Now don't freak out. I'm not actually "becoming raw."
But I must admit, I was hoping some folks would read the title and think for a second that I'm giving up fried tofu and butter-soymilk biscuits. Psyche! Don't worry. You can pry cooked vegan foods from my cold dead hands.
I am, however, trying to work more raw meals into my life. I've done away with Raw Food Tuesday, which some of y'all might remember as my monthly all-raw, one-day food cleanse. Instead, I'm trying to work a few mostly raw dinners and lunches into my regular routine ... rather than only eat raw for one day a month. A great resource for this new plan is Becoming Raw: The Essential Guide to Raw Vegan Diets by Brenda Davis and Vesanto Melina (hence the name of this post).
Becoming Raw is a new resource book/cookbook published by the Book Publishing Company in Summertown, Tennessee. The first 249 pages are purely informational, and I would guess that it may be one of the most exhaustive volumes on raw diets.
Everything you've ever wanted to know about the history of raw foodism, recommended carb and protein intakes, how the body detoxifies, what minerals are in which raw foods, how enzymes work, and hundreds of other topics are in this book. I especially loved the essay on why coconut oil is good for you in moderation despite its high saturated fat content. And the chapter busting raw safety food myths was loaded with interesting trivia. Who knew some people believe raw sprouts could be a potential source of bacteria? That's a myth the authors busted, by the way.
The back half of Becoming Raw contains recipes, a few of which are crossovers from the authors' other cookbook The Raw Food Revolution Diet. Flipping through to pick out a test recipe, I kept coming back to this Pesto and Sundried Tomato Pizza with Veggies:

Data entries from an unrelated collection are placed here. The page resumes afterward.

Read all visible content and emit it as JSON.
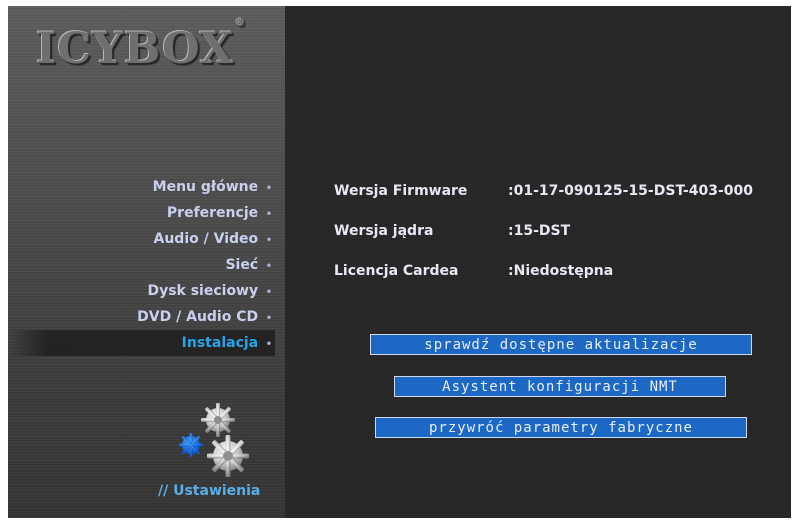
{
  "brand": {
    "logo_text": "ICYBOX",
    "logo_mark": "®"
  },
  "sidebar": {
    "items": [
      {
        "label": "Menu główne",
        "active": false
      },
      {
        "label": "Preferencje",
        "active": false
      },
      {
        "label": "Audio / Video",
        "active": false
      },
      {
        "label": "Sieć",
        "active": false
      },
      {
        "label": "Dysk sieciowy",
        "active": false
      },
      {
        "label": "DVD / Audio CD",
        "active": false
      },
      {
        "label": "Instalacja",
        "active": true
      }
    ],
    "bullet": "•",
    "section_label": "// Ustawienia",
    "section_icon": "gears-icon"
  },
  "info": {
    "rows": [
      {
        "label": "Wersja Firmware",
        "value": ":01-17-090125-15-DST-403-000"
      },
      {
        "label": "Wersja jądra",
        "value": ":15-DST"
      },
      {
        "label": "Licencja Cardea",
        "value": ":Niedostępna"
      }
    ]
  },
  "actions": {
    "check_updates": "sprawdź dostępne aktualizacje",
    "nmt_wizard": "Asystent konfiguracji NMT",
    "factory_reset": "przywróć parametry fabryczne"
  },
  "colors": {
    "accent_active": "#29a3e8",
    "button_bg": "#1c68c4",
    "menu_text": "#c9d0ee"
  }
}
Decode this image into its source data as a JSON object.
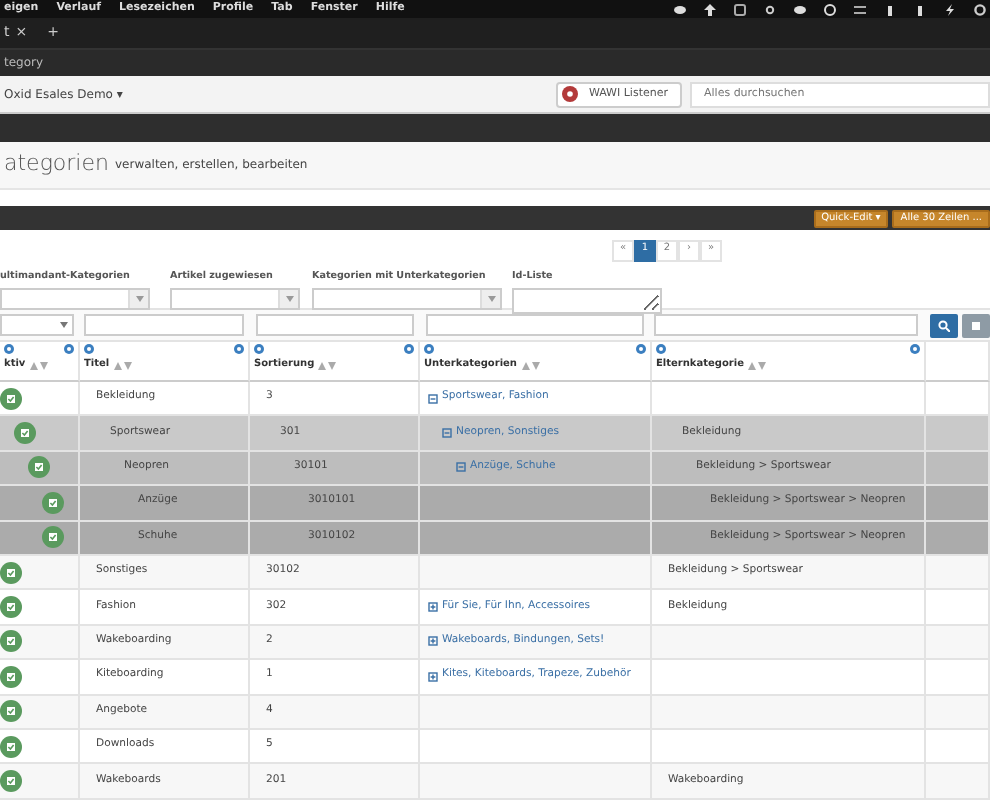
{
  "menu_bar": {
    "items": [
      "eigen",
      "Verlauf",
      "Lesezeichen",
      "Profile",
      "Tab",
      "Fenster",
      "Hilfe"
    ]
  },
  "browser": {
    "tab": {
      "label": "t",
      "close": "×"
    },
    "new_tab": "+",
    "address": "tegory"
  },
  "header": {
    "shop": "Oxid Esales Demo ▾",
    "wawi_button": "WAWI Listener",
    "search": {
      "placeholder": "Alles durchsuchen"
    }
  },
  "page_title": {
    "title": "ategorien",
    "subtitle": "verwalten, erstellen, bearbeiten"
  },
  "toolbar": {
    "buttons": [
      "Quick-Edit ▾",
      "Alle 30 Zeilen ..."
    ]
  },
  "pagination": [
    {
      "label": "«",
      "selected": false
    },
    {
      "label": "1",
      "selected": true
    },
    {
      "label": "2",
      "selected": false
    },
    {
      "label": "›",
      "selected": false
    },
    {
      "label": "»",
      "selected": false
    }
  ],
  "filters": [
    {
      "label": "ultimandant-Kategorien",
      "kind": "select"
    },
    {
      "label": "Artikel zugewiesen",
      "kind": "select"
    },
    {
      "label": "Kategorien mit Unterkategorien",
      "kind": "select"
    },
    {
      "label": "Id-Liste",
      "kind": "textarea"
    }
  ],
  "columns": [
    "ktiv",
    "Titel",
    "Sortierung",
    "Unterkategorien",
    "Elternkategorie"
  ],
  "rows": [
    {
      "active": true,
      "title": "Bekleidung",
      "sort": "3",
      "subcategories": "Sportswear, Fashion",
      "expanded": true,
      "parent": "",
      "children": [
        {
          "active": true,
          "title": "Sportswear",
          "sort": "301",
          "subcategories": "Neopren, Sonstiges",
          "expanded": true,
          "parent": "Bekleidung",
          "children": [
            {
              "active": true,
              "title": "Neopren",
              "sort": "30101",
              "subcategories": "Anzüge, Schuhe",
              "expanded": true,
              "parent": "Bekleidung > Sportswear",
              "children": [
                {
                  "active": true,
                  "title": "Anzüge",
                  "sort": "3010101",
                  "parent": "Bekleidung > Sportswear > Neopren"
                },
                {
                  "active": true,
                  "title": "Schuhe",
                  "sort": "3010102",
                  "parent": "Bekleidung > Sportswear > Neopren"
                }
              ]
            }
          ]
        }
      ]
    },
    {
      "active": true,
      "title": "Sonstiges",
      "sort": "30102",
      "parent": "Bekleidung > Sportswear"
    },
    {
      "active": true,
      "title": "Fashion",
      "sort": "302",
      "subcategories": "Für Sie, Für Ihn, Accessoires",
      "expanded": false,
      "parent": "Bekleidung"
    },
    {
      "active": true,
      "title": "Wakeboarding",
      "sort": "2",
      "subcategories": "Wakeboards, Bindungen, Sets!",
      "expanded": false,
      "parent": ""
    },
    {
      "active": true,
      "title": "Kiteboarding",
      "sort": "1",
      "subcategories": "Kites, Kiteboards, Trapeze, Zubehör",
      "expanded": false,
      "parent": ""
    },
    {
      "active": true,
      "title": "Angebote",
      "sort": "4",
      "parent": ""
    },
    {
      "active": true,
      "title": "Downloads",
      "sort": "5",
      "parent": ""
    },
    {
      "active": true,
      "title": "Wakeboards",
      "sort": "201",
      "parent": "Wakeboarding"
    }
  ]
}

The crispy, cracker-like "crust" is made from soaked and dehydrated buckwheat groats and sunflower seeds. Italian herbs lend the crust a pizza-like flavor. It's topped with an out-of-this-world sundried tomato sauce (which I think will be my new go-to raw marinara ... so good!) and pesto. For the veggies, I used diced red bell pepper, diced zucchini, grated carrot, and red onion. Those are marinated overnight in a delicious olive oil/vinegar marinade.
Though Becoming Raw doesn't have a ton of recipes, the ones the authors included sound amazing — Coconut Macaroons, Celeriac Linguine with Bolognese Sauce and Hemp Parmesan, Herbed Almond Cheese, Sunflower-Hemp Milk. Sound delicious? Told ya so.
If I ever decided to give up cooked food (don't hold your breath), Becoming Raw would be the source I'd turn to for vital information about maintaining health on a raw or high-raw diet. It's like a freakin' encycolpedia of rawsome-ness.